Re-posted from the PreservationNation.org blog.
If I had to sum up my last week in Albuquerque, New Mexico in two words it would be this: the sky. During the day it was a brilliant shade of blue, at dusk a deep shade of pink, and there were moments this past week where I thought all I had to do was reach up and capture some of it in my hand.
It was everywhere — along main roads, soaring forward when we drove around town completing errands; along the Turquoise Trail on my birthday as we made stops at ghost towns on the way to Sante Fe; and at a rehearsal dinner located high on a hill where we could see all of Albuquerque spread out before us.
While the purpose of the trip was to celebrate the nuptials of an old high school friend, it was not devoid of the all-important historical wanderings. As suggested by some of PreservationNation’s readers, I had dinner in Nob Hill, a local main street with shops and restaurants, and walked past the numerous murals that illustrate Central Avenue downtown.
But Tuesday (my birthday) was the kicker. The bride’s mother took us on a road trip to Sante Fe with stops in Golden and Madrid (pronounced with a long “A,” not like the city in Spain). In Golden we had the opportunity to shop at Henderson Store. A family-run business since 1918, it was a general store until the 1960s when a declining need transformed it into a trading post for handcrafted Native American crafts. Today, it is a great place to find amazing jewelry and cultural items from the various Native American pueblos in the area.
The best part? Getting to talk with Bill Henderson about his life’s work, something that not many visitors get to do. He’s someone you wish you could listen to all day — filled with personal stories of the region’s history and culture.
I also learned that ghost towns are interesting places of revitalization. After all, what do you do when the industry that made it thrive no longer is supported? In Madrid, now a tourist locality, we saw the old coal veins and the small cabins for the workers that had been transformed into venues for local artists and craftspeople. It’s perfectly positioned along a scenic byway, too — the Turquoise Trail on the way to Sante Fe.
And since we were in the neighborhood, we ended up making a second trip to the state capital later in the week to meet up with my former government teacher and historian James McGrath Morris. Perhaps the best part of knowing someone in the area is their ability to point out attractions we may have overlooked. And while we never made it to Los Alamos, we did go to 109 East Palace, which we learned was the check-in site for Los Alamos workers back when it was a secret city.
Back in ABQ (as I’ve affectionately started to call it) I spotted Mt. Taylor in the distance and wished that there was more time for me to make my way to another place connected to the National Trust: Acoma Sky City …
… which leads me back to the sky. After a week here I understand that the appeal and power of living in the Southwest is connected to nature. Understanding Albuquerque’s past and present means understanding the geography — the mountains, the desert, the sky — and understanding its connection with those who live there.
Check out my full album of pictures from ABQ.
P.P.S. Traveling there soon and looking for some good places to eat?

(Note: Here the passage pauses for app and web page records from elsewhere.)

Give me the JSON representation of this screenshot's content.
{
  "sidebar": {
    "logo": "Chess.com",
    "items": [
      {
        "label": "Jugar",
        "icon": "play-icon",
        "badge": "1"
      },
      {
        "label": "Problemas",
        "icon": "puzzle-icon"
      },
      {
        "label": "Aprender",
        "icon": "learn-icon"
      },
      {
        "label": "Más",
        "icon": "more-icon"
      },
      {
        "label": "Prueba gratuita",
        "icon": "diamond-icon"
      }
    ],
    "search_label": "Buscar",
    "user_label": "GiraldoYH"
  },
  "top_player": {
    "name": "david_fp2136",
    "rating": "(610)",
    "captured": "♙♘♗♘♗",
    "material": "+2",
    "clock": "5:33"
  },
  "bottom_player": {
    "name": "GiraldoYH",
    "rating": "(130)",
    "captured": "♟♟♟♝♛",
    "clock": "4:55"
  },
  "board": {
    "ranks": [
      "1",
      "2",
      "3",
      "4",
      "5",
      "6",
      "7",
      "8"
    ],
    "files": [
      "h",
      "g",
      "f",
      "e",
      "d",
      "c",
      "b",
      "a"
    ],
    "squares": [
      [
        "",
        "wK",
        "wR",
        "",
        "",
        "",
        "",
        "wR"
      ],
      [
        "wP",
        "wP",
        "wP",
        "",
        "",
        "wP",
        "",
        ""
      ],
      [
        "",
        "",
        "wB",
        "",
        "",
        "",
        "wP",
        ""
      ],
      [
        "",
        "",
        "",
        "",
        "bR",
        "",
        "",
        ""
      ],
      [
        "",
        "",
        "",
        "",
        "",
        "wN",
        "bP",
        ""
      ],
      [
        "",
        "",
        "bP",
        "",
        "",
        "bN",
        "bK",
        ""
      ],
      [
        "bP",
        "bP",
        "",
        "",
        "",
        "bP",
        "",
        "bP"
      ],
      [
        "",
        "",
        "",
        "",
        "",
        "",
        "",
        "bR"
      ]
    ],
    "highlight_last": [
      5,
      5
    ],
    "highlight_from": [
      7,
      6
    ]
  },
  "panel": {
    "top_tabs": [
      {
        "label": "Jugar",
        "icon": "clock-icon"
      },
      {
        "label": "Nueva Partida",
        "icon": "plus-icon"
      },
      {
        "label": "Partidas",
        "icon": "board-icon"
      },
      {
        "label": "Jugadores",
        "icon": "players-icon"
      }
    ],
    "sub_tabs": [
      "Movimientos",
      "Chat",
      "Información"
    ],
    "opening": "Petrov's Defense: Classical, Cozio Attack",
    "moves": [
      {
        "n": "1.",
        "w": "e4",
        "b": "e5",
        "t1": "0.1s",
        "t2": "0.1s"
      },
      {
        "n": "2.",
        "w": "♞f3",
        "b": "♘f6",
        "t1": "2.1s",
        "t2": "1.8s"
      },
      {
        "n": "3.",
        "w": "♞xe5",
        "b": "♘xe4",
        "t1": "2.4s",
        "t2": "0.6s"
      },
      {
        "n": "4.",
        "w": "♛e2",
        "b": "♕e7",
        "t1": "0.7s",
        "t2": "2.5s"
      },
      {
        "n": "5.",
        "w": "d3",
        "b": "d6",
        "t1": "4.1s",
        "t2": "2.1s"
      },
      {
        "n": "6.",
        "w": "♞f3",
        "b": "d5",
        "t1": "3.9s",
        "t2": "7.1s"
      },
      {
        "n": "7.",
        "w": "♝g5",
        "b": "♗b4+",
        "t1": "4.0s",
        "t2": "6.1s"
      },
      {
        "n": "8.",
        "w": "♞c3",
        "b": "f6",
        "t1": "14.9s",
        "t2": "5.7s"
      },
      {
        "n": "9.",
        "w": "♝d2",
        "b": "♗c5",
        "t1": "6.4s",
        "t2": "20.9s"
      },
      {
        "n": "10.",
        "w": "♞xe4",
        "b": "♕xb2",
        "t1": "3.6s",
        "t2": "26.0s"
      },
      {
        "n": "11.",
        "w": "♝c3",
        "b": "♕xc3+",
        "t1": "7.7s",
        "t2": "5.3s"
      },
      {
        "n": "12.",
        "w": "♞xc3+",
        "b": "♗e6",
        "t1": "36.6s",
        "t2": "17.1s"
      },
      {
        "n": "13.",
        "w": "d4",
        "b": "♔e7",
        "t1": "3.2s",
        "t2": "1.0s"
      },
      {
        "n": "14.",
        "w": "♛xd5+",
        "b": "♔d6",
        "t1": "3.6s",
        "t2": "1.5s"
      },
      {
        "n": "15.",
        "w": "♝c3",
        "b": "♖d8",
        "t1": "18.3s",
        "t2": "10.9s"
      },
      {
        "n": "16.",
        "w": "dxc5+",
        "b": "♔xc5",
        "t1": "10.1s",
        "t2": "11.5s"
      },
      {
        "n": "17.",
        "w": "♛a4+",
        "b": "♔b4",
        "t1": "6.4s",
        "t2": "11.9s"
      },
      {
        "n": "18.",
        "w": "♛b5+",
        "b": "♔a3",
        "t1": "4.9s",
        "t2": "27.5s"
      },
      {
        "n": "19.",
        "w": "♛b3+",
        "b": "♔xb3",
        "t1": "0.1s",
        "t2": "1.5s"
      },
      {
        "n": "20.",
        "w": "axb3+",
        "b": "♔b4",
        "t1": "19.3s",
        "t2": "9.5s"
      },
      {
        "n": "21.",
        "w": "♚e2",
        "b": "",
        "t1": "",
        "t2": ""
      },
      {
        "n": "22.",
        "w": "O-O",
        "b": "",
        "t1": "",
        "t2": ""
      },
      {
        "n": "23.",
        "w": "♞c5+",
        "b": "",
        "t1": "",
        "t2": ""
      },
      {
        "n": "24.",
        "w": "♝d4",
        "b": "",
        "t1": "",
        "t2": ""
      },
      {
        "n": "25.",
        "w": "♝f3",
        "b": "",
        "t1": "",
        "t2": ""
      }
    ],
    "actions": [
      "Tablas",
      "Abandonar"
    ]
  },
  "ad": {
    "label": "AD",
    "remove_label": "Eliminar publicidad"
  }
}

Try Scalo in Nob Hill and the Flying Star Café (multiple locations), and BBQ at The County Line. In Sante Fe I checked out the food at the La Fonda (a Historic Hotel of America), and some great Heuvos Rancheros at Tia Sophia’s.